◆ What is needed
Give back each entry unchanged, minus pictures.

◆ Source material

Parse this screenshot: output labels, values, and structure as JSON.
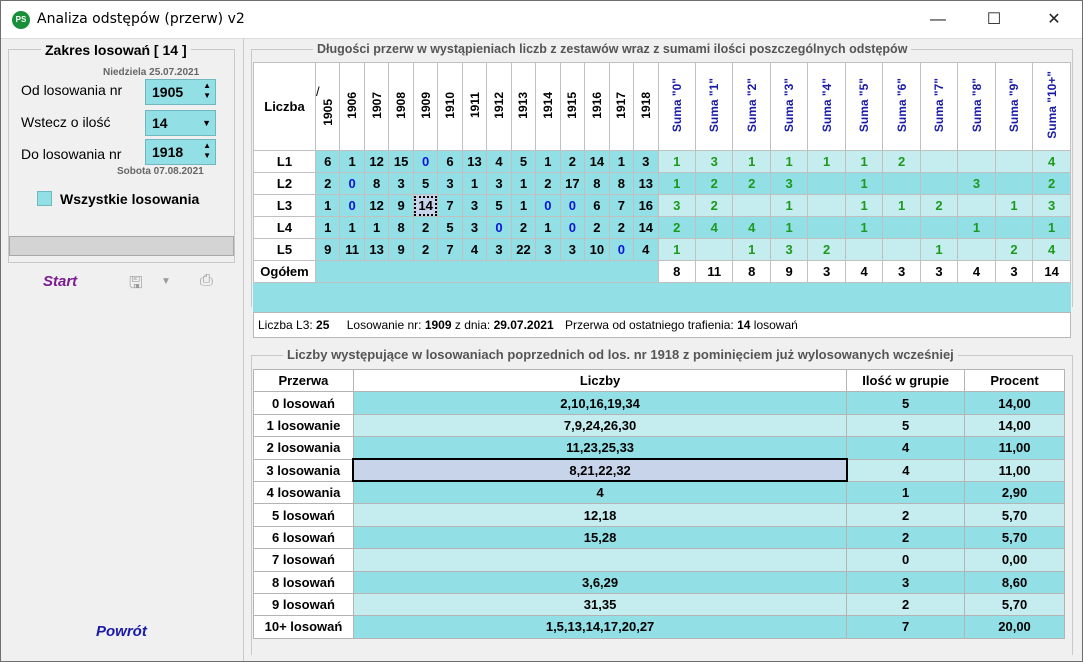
{
  "window": {
    "title": "Analiza odstępów (przerw) v2",
    "icon_text": "PS",
    "min": "—",
    "max": "☐",
    "close": "✕"
  },
  "left": {
    "group_title": "Zakres losowań  [ 14 ]",
    "date_top": "Niedziela 25.07.2021",
    "from_label": "Od losowania nr",
    "from_value": "1905",
    "back_label": "Wstecz o ilość",
    "back_value": "14",
    "to_label": "Do losowania nr",
    "to_value": "1918",
    "date_bottom": "Sobota 07.08.2021",
    "all_label": "Wszystkie losowania",
    "start": "Start",
    "back": "Powrót"
  },
  "top_table": {
    "title": "Długości przerw w wystąpieniach liczb z zestawów wraz z sumami ilości poszczególnych odstępów",
    "corner_label": "Liczba",
    "slash": "/",
    "draws": [
      "1905",
      "1906",
      "1907",
      "1908",
      "1909",
      "1910",
      "1911",
      "1912",
      "1913",
      "1914",
      "1915",
      "1916",
      "1917",
      "1918"
    ],
    "sums": [
      "Suma \"0\"",
      "Suma \"1\"",
      "Suma \"2\"",
      "Suma \"3\"",
      "Suma \"4\"",
      "Suma \"5\"",
      "Suma \"6\"",
      "Suma \"7\"",
      "Suma \"8\"",
      "Suma \"9\"",
      "Suma \"10+\""
    ],
    "rows": [
      {
        "label": "L1",
        "values": [
          "6",
          "1",
          "12",
          "15",
          "0",
          "6",
          "13",
          "4",
          "5",
          "1",
          "2",
          "14",
          "1",
          "3"
        ],
        "sums": [
          "1",
          "3",
          "1",
          "1",
          "1",
          "1",
          "2",
          "",
          "",
          "",
          "4"
        ]
      },
      {
        "label": "L2",
        "values": [
          "2",
          "0",
          "8",
          "3",
          "5",
          "3",
          "1",
          "3",
          "1",
          "2",
          "17",
          "8",
          "8",
          "13"
        ],
        "sums": [
          "1",
          "2",
          "2",
          "3",
          "",
          "1",
          "",
          "",
          "3",
          "",
          "2"
        ]
      },
      {
        "label": "L3",
        "values": [
          "1",
          "0",
          "12",
          "9",
          "14",
          "7",
          "3",
          "5",
          "1",
          "0",
          "0",
          "6",
          "7",
          "16"
        ],
        "sums": [
          "3",
          "2",
          "",
          "1",
          "",
          "1",
          "1",
          "2",
          "",
          "1",
          "3"
        ]
      },
      {
        "label": "L4",
        "values": [
          "1",
          "1",
          "1",
          "8",
          "2",
          "5",
          "3",
          "0",
          "2",
          "1",
          "0",
          "2",
          "2",
          "14"
        ],
        "sums": [
          "2",
          "4",
          "4",
          "1",
          "",
          "1",
          "",
          "",
          "1",
          "",
          "1"
        ]
      },
      {
        "label": "L5",
        "values": [
          "9",
          "11",
          "13",
          "9",
          "2",
          "7",
          "4",
          "3",
          "22",
          "3",
          "3",
          "10",
          "0",
          "4"
        ],
        "sums": [
          "1",
          "",
          "1",
          "3",
          "2",
          "",
          "",
          "1",
          "",
          "2",
          "4"
        ]
      }
    ],
    "total_label": "Ogółem",
    "totals": [
      "8",
      "11",
      "8",
      "9",
      "3",
      "4",
      "3",
      "3",
      "4",
      "3",
      "14"
    ]
  },
  "info": {
    "l_label": "Liczba L3:",
    "l_value": "25",
    "draw_label": "Losowanie nr:",
    "draw_value": "1909",
    "date_label": "z dnia:",
    "date_value": "29.07.2021",
    "gap_label": "Przerwa od ostatniego trafienia:",
    "gap_value": "14",
    "gap_unit": "losowań"
  },
  "bottom_table": {
    "title": "Liczby występujące w losowaniach poprzednich od los. nr 1918 z pominięciem już wylosowanych wcześniej",
    "headers": [
      "Przerwa",
      "Liczby",
      "Ilość w grupie",
      "Procent"
    ],
    "rows": [
      [
        "0 losowań",
        "2,10,16,19,34",
        "5",
        "14,00"
      ],
      [
        "1 losowanie",
        "7,9,24,26,30",
        "5",
        "14,00"
      ],
      [
        "2 losowania",
        "11,23,25,33",
        "4",
        "11,00"
      ],
      [
        "3 losowania",
        "8,21,22,32",
        "4",
        "11,00"
      ],
      [
        "4 losowania",
        "4",
        "1",
        "2,90"
      ],
      [
        "5 losowań",
        "12,18",
        "2",
        "5,70"
      ],
      [
        "6 losowań",
        "15,28",
        "2",
        "5,70"
      ],
      [
        "7 losowań",
        "",
        "0",
        "0,00"
      ],
      [
        "8 losowań",
        "3,6,29",
        "3",
        "8,60"
      ],
      [
        "9 losowań",
        "31,35",
        "2",
        "5,70"
      ],
      [
        "10+ losowań",
        "1,5,13,14,17,20,27",
        "7",
        "20,00"
      ]
    ]
  },
  "colors": {
    "cyan": "#92dfe6",
    "light_cyan": "#c5ecef",
    "blue_zero": "#0a16d6",
    "green_sum": "#1d9a1d"
  }
}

◆ Solution for this task
Parse this screenshot: output labels, values, and structure as JSON.
{
  "window": {
    "title": "Analiza odstępów (przerw) v2",
    "icon_text": "PS",
    "min": "—",
    "max": "☐",
    "close": "✕"
  },
  "left": {
    "group_title": "Zakres losowań  [ 14 ]",
    "date_top": "Niedziela 25.07.2021",
    "from_label": "Od losowania nr",
    "from_value": "1905",
    "back_label": "Wstecz o ilość",
    "back_value": "14",
    "to_label": "Do losowania nr",
    "to_value": "1918",
    "date_bottom": "Sobota 07.08.2021",
    "all_label": "Wszystkie losowania",
    "start": "Start",
    "back": "Powrót"
  },
  "top_table": {
    "title": "Długości przerw w wystąpieniach liczb z zestawów wraz z sumami ilości poszczególnych odstępów",
    "corner_label": "Liczba",
    "slash": "/",
    "draws": [
      "1905",
      "1906",
      "1907",
      "1908",
      "1909",
      "1910",
      "1911",
      "1912",
      "1913",
      "1914",
      "1915",
      "1916",
      "1917",
      "1918"
    ],
    "sums": [
      "Suma \"0\"",
      "Suma \"1\"",
      "Suma \"2\"",
      "Suma \"3\"",
      "Suma \"4\"",
      "Suma \"5\"",
      "Suma \"6\"",
      "Suma \"7\"",
      "Suma \"8\"",
      "Suma \"9\"",
      "Suma \"10+\""
    ],
    "rows": [
      {
        "label": "L1",
        "values": [
          "6",
          "1",
          "12",
          "15",
          "0",
          "6",
          "13",
          "4",
          "5",
          "1",
          "2",
          "14",
          "1",
          "3"
        ],
        "sums": [
          "1",
          "3",
          "1",
          "1",
          "1",
          "1",
          "2",
          "",
          "",
          "",
          "4"
        ]
      },
      {
        "label": "L2",
        "values": [
          "2",
          "0",
          "8",
          "3",
          "5",
          "3",
          "1",
          "3",
          "1",
          "2",
          "17",
          "8",
          "8",
          "13"
        ],
        "sums": [
          "1",
          "2",
          "2",
          "3",
          "",
          "1",
          "",
          "",
          "3",
          "",
          "2"
        ]
      },
      {
        "label": "L3",
        "values": [
          "1",
          "0",
          "12",
          "9",
          "14",
          "7",
          "3",
          "5",
          "1",
          "0",
          "0",
          "6",
          "7",
          "16"
        ],
        "sums": [
          "3",
          "2",
          "",
          "1",
          "",
          "1",
          "1",
          "2",
          "",
          "1",
          "3"
        ]
      },
      {
        "label": "L4",
        "values": [
          "1",
          "1",
          "1",
          "8",
          "2",
          "5",
          "3",
          "0",
          "2",
          "1",
          "0",
          "2",
          "2",
          "14"
        ],
        "sums": [
          "2",
          "4",
          "4",
          "1",
          "",
          "1",
          "",
          "",
          "1",
          "",
          "1"
        ]
      },
      {
        "label": "L5",
        "values": [
          "9",
          "11",
          "13",
          "9",
          "2",
          "7",
          "4",
          "3",
          "22",
          "3",
          "3",
          "10",
          "0",
          "4"
        ],
        "sums": [
          "1",
          "",
          "1",
          "3",
          "2",
          "",
          "",
          "1",
          "",
          "2",
          "4"
        ]
      }
    ],
    "total_label": "Ogółem",
    "totals": [
      "8",
      "11",
      "8",
      "9",
      "3",
      "4",
      "3",
      "3",
      "4",
      "3",
      "14"
    ]
  },
  "info": {
    "l_label": "Liczba L3:",
    "l_value": "25",
    "draw_label": "Losowanie nr:",
    "draw_value": "1909",
    "date_label": "z dnia:",
    "date_value": "29.07.2021",
    "gap_label": "Przerwa od ostatniego trafienia:",
    "gap_value": "14",
    "gap_unit": "losowań"
  },
  "bottom_table": {
    "title": "Liczby występujące w losowaniach poprzednich od los. nr 1918 z pominięciem już wylosowanych wcześniej",
    "headers": [
      "Przerwa",
      "Liczby",
      "Ilość w grupie",
      "Procent"
    ],
    "rows": [
      [
        "0 losowań",
        "2,10,16,19,34",
        "5",
        "14,00"
      ],
      [
        "1 losowanie",
        "7,9,24,26,30",
        "5",
        "14,00"
      ],
      [
        "2 losowania",
        "11,23,25,33",
        "4",
        "11,00"
      ],
      [
        "3 losowania",
        "8,21,22,32",
        "4",
        "11,00"
      ],
      [
        "4 losowania",
        "4",
        "1",
        "2,90"
      ],
      [
        "5 losowań",
        "12,18",
        "2",
        "5,70"
      ],
      [
        "6 losowań",
        "15,28",
        "2",
        "5,70"
      ],
      [
        "7 losowań",
        "",
        "0",
        "0,00"
      ],
      [
        "8 losowań",
        "3,6,29",
        "3",
        "8,60"
      ],
      [
        "9 losowań",
        "31,35",
        "2",
        "5,70"
      ],
      [
        "10+ losowań",
        "1,5,13,14,17,20,27",
        "7",
        "20,00"
      ]
    ]
  },
  "colors": {
    "cyan": "#92dfe6",
    "light_cyan": "#c5ecef",
    "blue_zero": "#0a16d6",
    "green_sum": "#1d9a1d"
  }
}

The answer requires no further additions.